Beat Procrastination And Become More Productive


How To Find Work And Become A Freelance Sound Engineer

Learn How To:
- Get Your Foot In The Door
- Find Opportunities And Work
- Success And Failure

And Much More

Being a freelancer can be tough, not just because you have to rely on yourself to find work but also because no one is forcing you to work. If you also have a mindset of "I'll do it later", you might get nothing done.

In other words, you like to procrastinate. 


By being your own boss you can decide your own hours and you don't have to go up as early or even take part of the rush hour, it's a great life. However, if you want to be able to keep living that life you also need to do great work and not waste time.

Procrastination is something we all love and hate at the same time. It's great to just relax and not do the painful task of dealing with work. However, at the same time, it's also painful not to do the tasks we actually need to do, ending up being stressed because we have piled up too much work and now it feels like we have a mountain in front of us. 

Life would have been easier if we just did it straight away, right? 

How can you beat procrastination and become more productive? 

Let's say you want to make 4 EP's this year, or you want to pitch your music to publishers, or go out and see more local bands to build your network. Or you might want to do all of these different things.

Exciting right? 


How can you achieve all your goals and not be beaten by your own laziness? To be honest, if you want to achieve your goals you need to put in the work. Not saying you have to do 14 hour days (like many people in this business do), but you need to be organised. 

By being organised you are on a great path of beating procrastination. 

Let's say you have a goal of being more consistent with putting out more music. It can sound like a huge task, maybe even overwhelming to some. 

However, if you start with your end goal in mind and break it down into smaller parts, it might seem less overwhelming. Furthermore, take these smaller parts and write down in your calendar which days you will complete each small task. All of a sudden, your end goals starts to feel achievable and not too hard to accomplish. 

This allows you to be calm because you can see simple, small but achievable tasks rather than a huge mountain of your end goal/s. 


I do this every Sunday before the new week start. I write down what I need to do to accomplish all my work and in the end my goal/s. It's small but consistent work you need to do to accomplish your goals. 

And you know what the great thing about this is, you will have time to relax, watch Netflix or play video games (my favourite game at the moment is Metal Gear Solid 5. Which is yours?). It's a win-win situation. 

Metal Gear

Metal Gear

There's a quote from Ramit Sethi, a leading figure in finance and business, he said this in one of his emails and I think he is making a very good point about not doing anything and just procrastinating: 

Did I actually get anything meaningful done? Did I do anything I'll remember in 10 years? Will I even remember this stuff next week?
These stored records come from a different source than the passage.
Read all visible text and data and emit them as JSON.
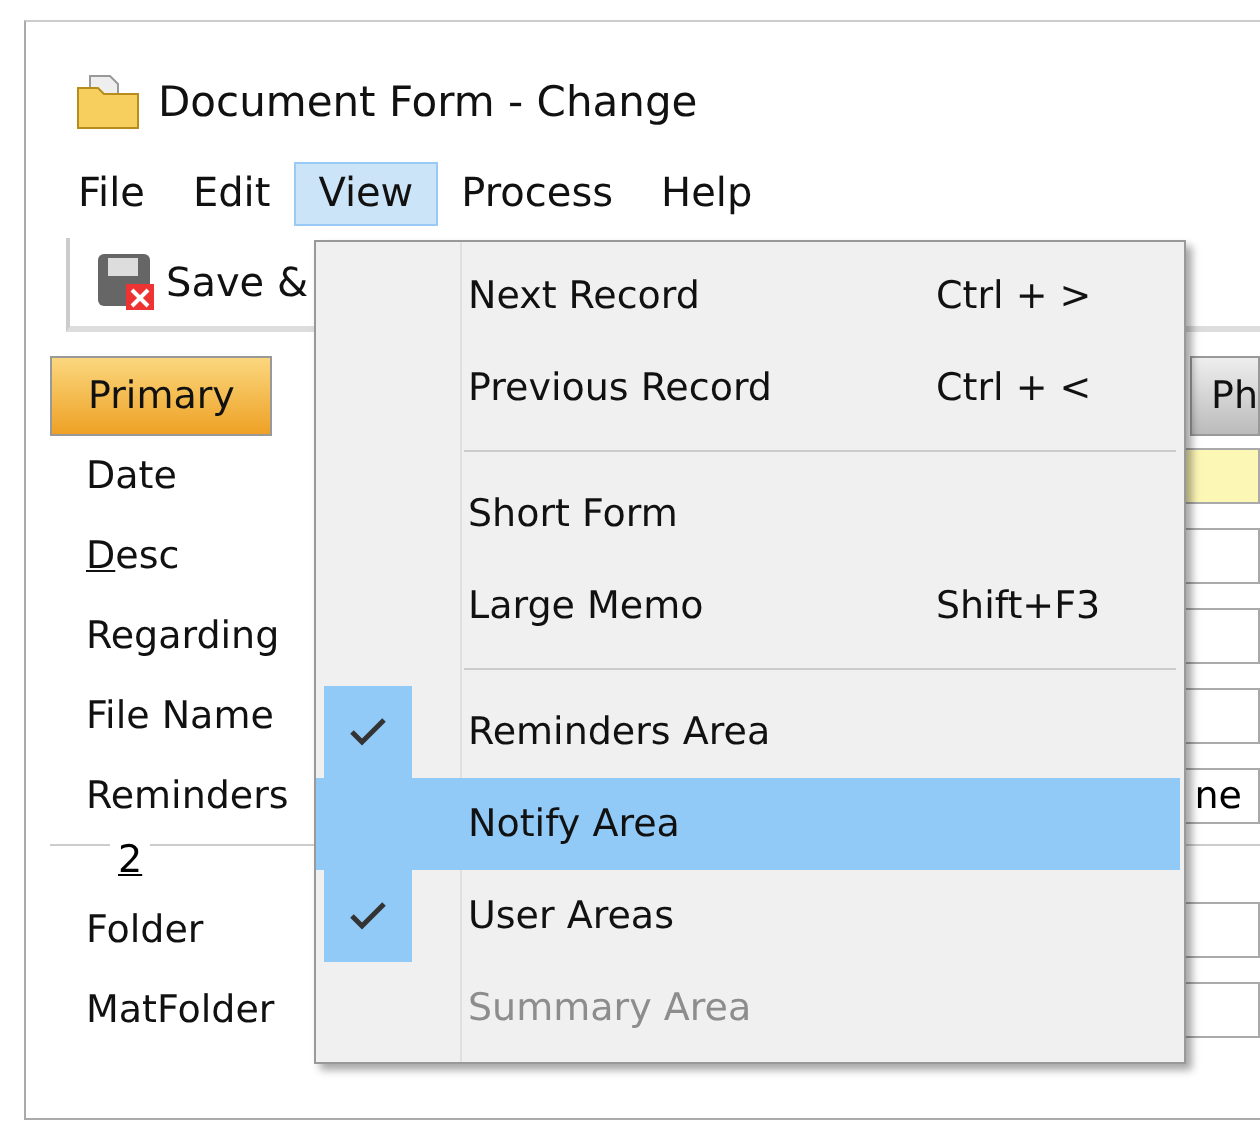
{
  "window": {
    "title": "Document Form - Change"
  },
  "menu_bar": [
    {
      "label": "File",
      "selected": false
    },
    {
      "label": "Edit",
      "selected": false
    },
    {
      "label": "View",
      "selected": true
    },
    {
      "label": "Process",
      "selected": false
    },
    {
      "label": "Help",
      "selected": false
    }
  ],
  "toolbar": {
    "save_button": "Save &"
  },
  "tabs": [
    {
      "label": "Primary",
      "selected": true
    },
    {
      "label": "Ph",
      "selected": false
    }
  ],
  "form": {
    "rows": [
      {
        "label": "Date",
        "mnemonic": false,
        "highlighted": true
      },
      {
        "label": "Desc",
        "mnemonic": true,
        "highlighted": false
      },
      {
        "label": "Regarding",
        "mnemonic": false,
        "highlighted": false
      },
      {
        "label": "File Name",
        "mnemonic": false,
        "highlighted": false
      },
      {
        "label": "Reminders",
        "mnemonic": false,
        "highlighted": false,
        "trailing": "ne"
      }
    ],
    "group_label": "2",
    "rows_2": [
      {
        "label": "Folder",
        "mnemonic": false,
        "highlighted": false
      },
      {
        "label": "MatFolder",
        "mnemonic": false,
        "highlighted": false
      }
    ]
  },
  "view_menu": {
    "groups": [
      [
        {
          "label": "Next Record",
          "shortcut": "Ctrl + >",
          "checked": false,
          "selected": false,
          "disabled": false
        },
        {
          "label": "Previous Record",
          "shortcut": "Ctrl + <",
          "checked": false,
          "selected": false,
          "disabled": false
        }
      ],
      [
        {
          "label": "Short Form",
          "checked": false,
          "selected": false,
          "disabled": false
        },
        {
          "label": "Large Memo",
          "shortcut": "Shift+F3",
          "checked": false,
          "selected": false,
          "disabled": false
        }
      ],
      [
        {
          "label": "Reminders Area",
          "checked": true,
          "selected": false,
          "disabled": false
        },
        {
          "label": "Notify Area",
          "checked": false,
          "selected": true,
          "disabled": false
        },
        {
          "label": "User Areas",
          "checked": true,
          "selected": false,
          "disabled": false
        },
        {
          "label": "Summary Area",
          "checked": false,
          "selected": false,
          "disabled": true
        }
      ]
    ]
  }
}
I think most of us have the haunting suspicion that we're wasting a lot of time playing games that are engineered to claw our attention, only to look back and realize...we haven't actually been living life.” 
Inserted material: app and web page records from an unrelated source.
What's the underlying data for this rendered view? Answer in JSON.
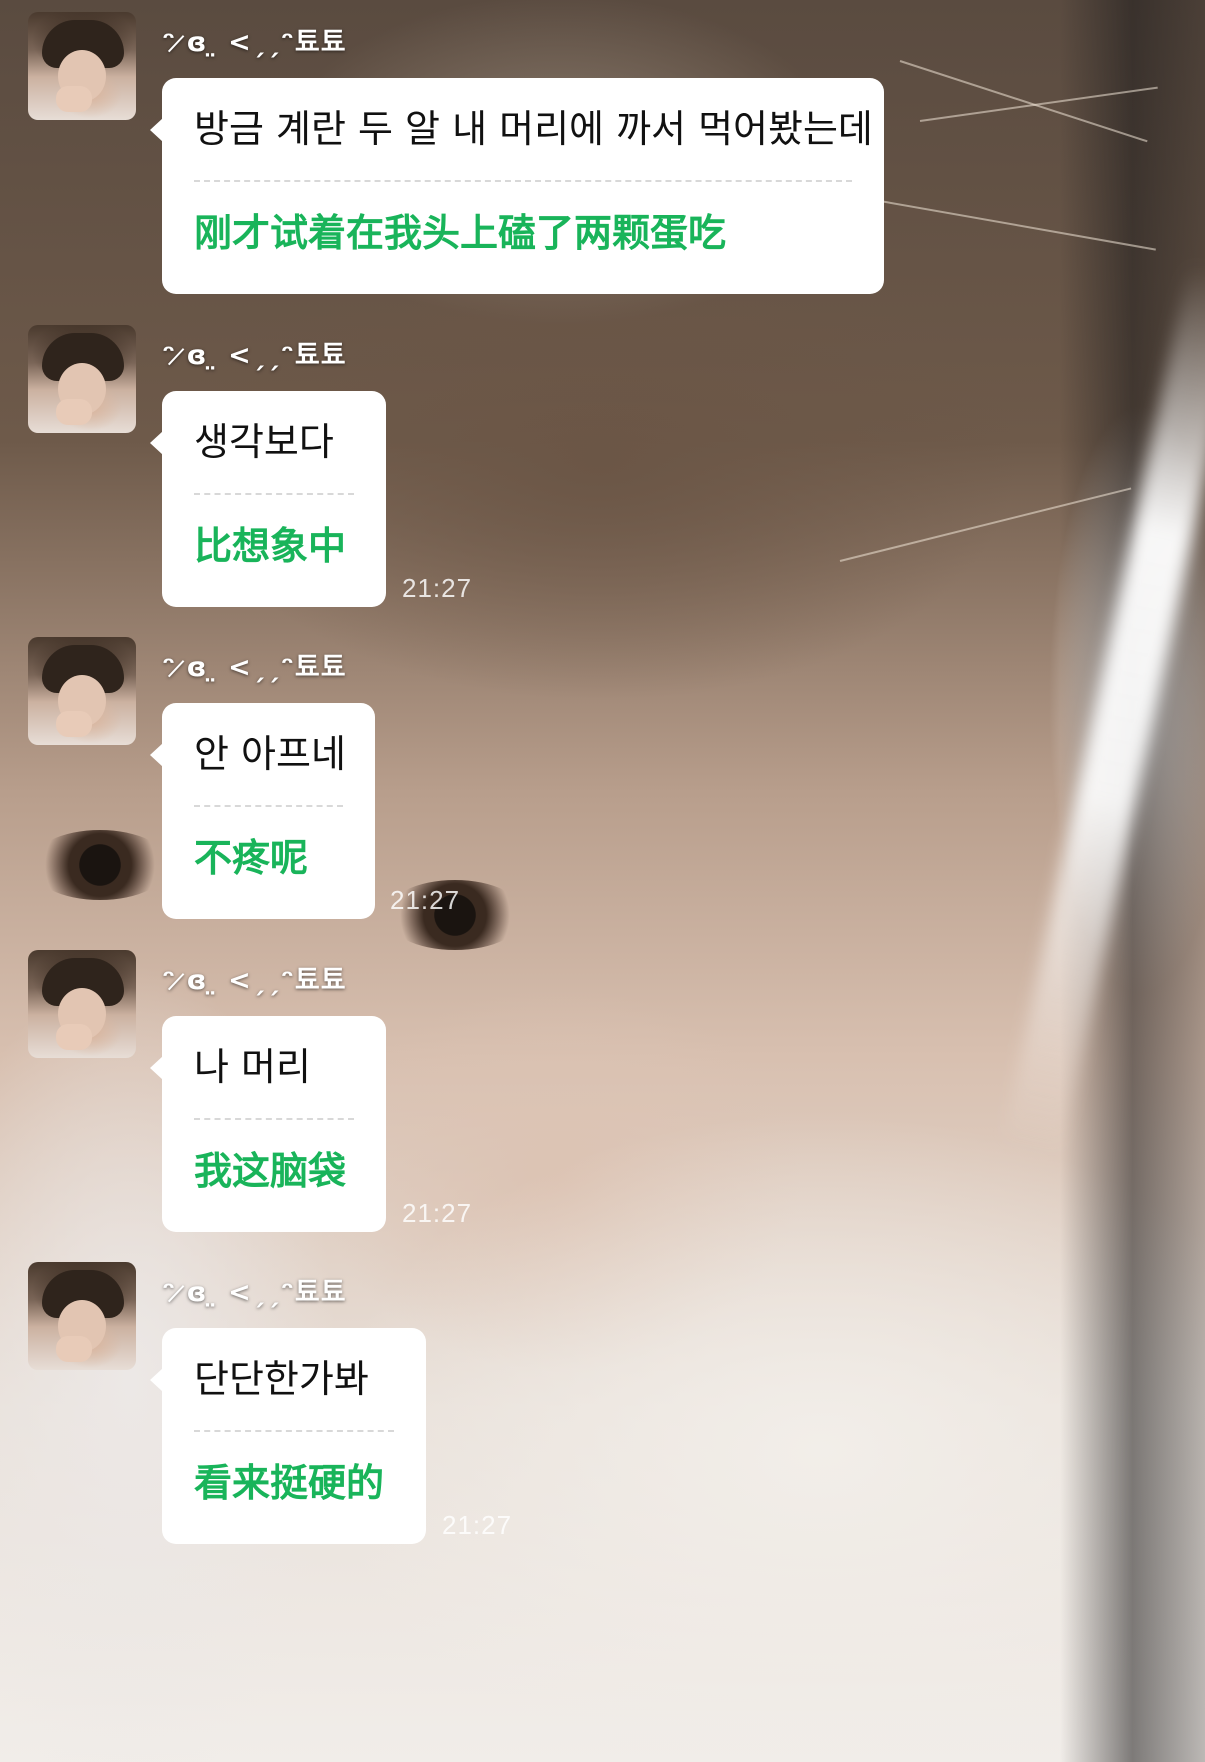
{
  "sender": {
    "nickname": "ᵔ ̷ɞ ̤ <ˏˏᵔ툐툐"
  },
  "messages": [
    {
      "korean": "방금 계란 두 알 내 머리에 까서 먹어봤는데",
      "chinese": "刚才试着在我头上磕了两颗蛋吃",
      "time": ""
    },
    {
      "korean": "생각보다",
      "chinese": "比想象中",
      "time": "21:27"
    },
    {
      "korean": "안 아프네",
      "chinese": "不疼呢",
      "time": "21:27"
    },
    {
      "korean": "나 머리",
      "chinese": "我这脑袋",
      "time": "21:27"
    },
    {
      "korean": "단단한가봐",
      "chinese": "看来挺硬的",
      "time": "21:27"
    }
  ]
}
Think about that.

Below you can see an example of how a week can look in my world. This is designed so that I can be as organised as I can and progress towards my goals. What this does is that it allows me to see all the different parts I need to do, and when to do them, to accomplish my end goal/s. Which is, making 4 EP's, continue to interview great people, do live sound, find publishers et cetera.


  • 10 am - 6 pm: Writing session
    A session focused on writing new material. Get it down to tape (Pro Tools). No need to be critical on what's good or bad

  • 7 pm - 8 pm: Find producers/engineer/artists and their contact details to contact them about doing an interview. Send out reminder emails to previous contacts


  • 10 am - 6 pm: Writing session
    Same as previous day

  • 7 pm - 8 pm: Prepare stage plot for this summers tour


  • 10 am - 6 pm: Mixing previous recordings

  • 7 pm - 8 pm: Research interviewee, write down questions.


  • 10 am - 12 am: Research publishing companies to pitch to

  • 6 pm - 11 pm: Live gig


  • 10 am - 22 am: Live gig


  • Relax (Play Metal Gear, Netflix etc)


Let me know in the comments if you will be implementing this or if you are using another technique that allows you to be as productive as you can.